    beefstirfry
    • Apple's custom made A4 SOC

      May be a cause for some consternation for the j/b community.

      It will interesting to see what secrets it holds, given that there have been
      no concrete details released yet.

      Custom hardware could have more DRM than Blu-Ray.
      hill60
      • So DRM is good now?

        [i]Custom hardware could have more DRM than Blu-
        Ray.[/i]

        Interesting.

        Cue the double standards...
        NonZealot
  • RE: iPad hacks for fun and profit

    It seems to me Gnash should be made available as an app on the App Store. I don't see why apple should reject such a program provided it complies with standards. It's open source so Apple can't complain it might do unexpected things.

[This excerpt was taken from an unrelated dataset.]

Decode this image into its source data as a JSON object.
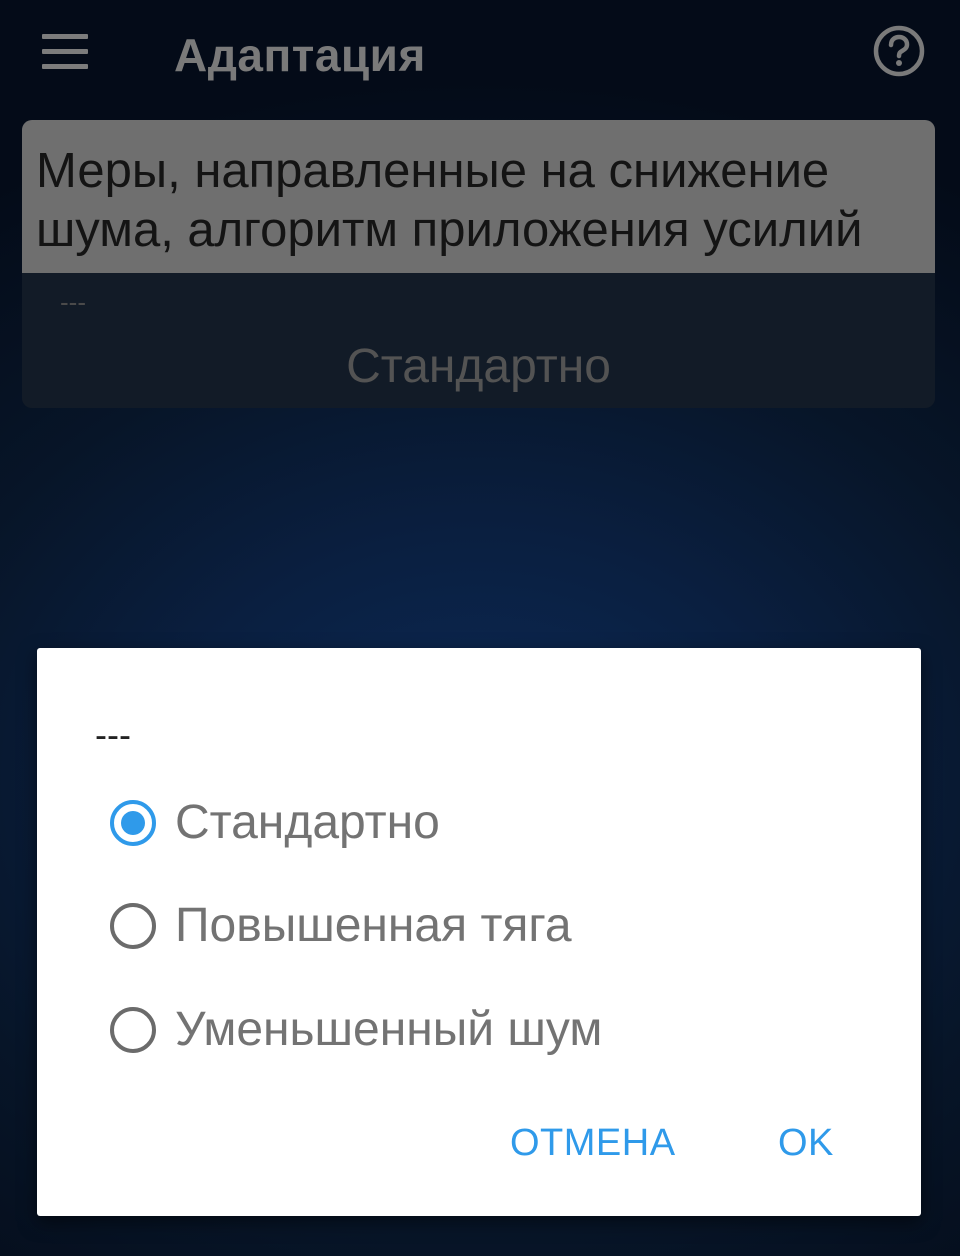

This would work rather like the youtube application on iPhone.

    Some of the emulators are already available through the app store such as the commodore 64 emulator. Also several games like Sonic the Hedgehog are available on the iPhone and these are based on an emulator I believe. Some point and click games have also been released and these are based on the scummvm emulator (which implements, among other things, the SCUMM scripting language used by Monkey Island and so on).

    None of these emulators allow users to develop original code however. They all come packaged with specific game(s) and the user is not aware that an emulator is running.
    The Star King
  • RE: iPad hacks for fun and profit

    Do you know how they estimate 3.5 million jailbroken phones, but only 1.6 million on Cydia? I did notice the link dates back 12 months, but also noticed Saurik this morning said 1.37 million ECID on file. I can understand a small number of devices being outside Cydia, but surely not less than half?
    beefstirfry
  • RE: iPad hacks for fun and profit

    ... it is also not unreasonable to assume that once the hackers figure out how to Jailbreak and get JTAG access to the iPad and understand the chipsets in use...

    Well, with a simple JTAG cable (like this one http://jtagcables.com/jtag-cable) and some software it is possible to do magic. You only need some experience with JTAG devices.
    turbopascal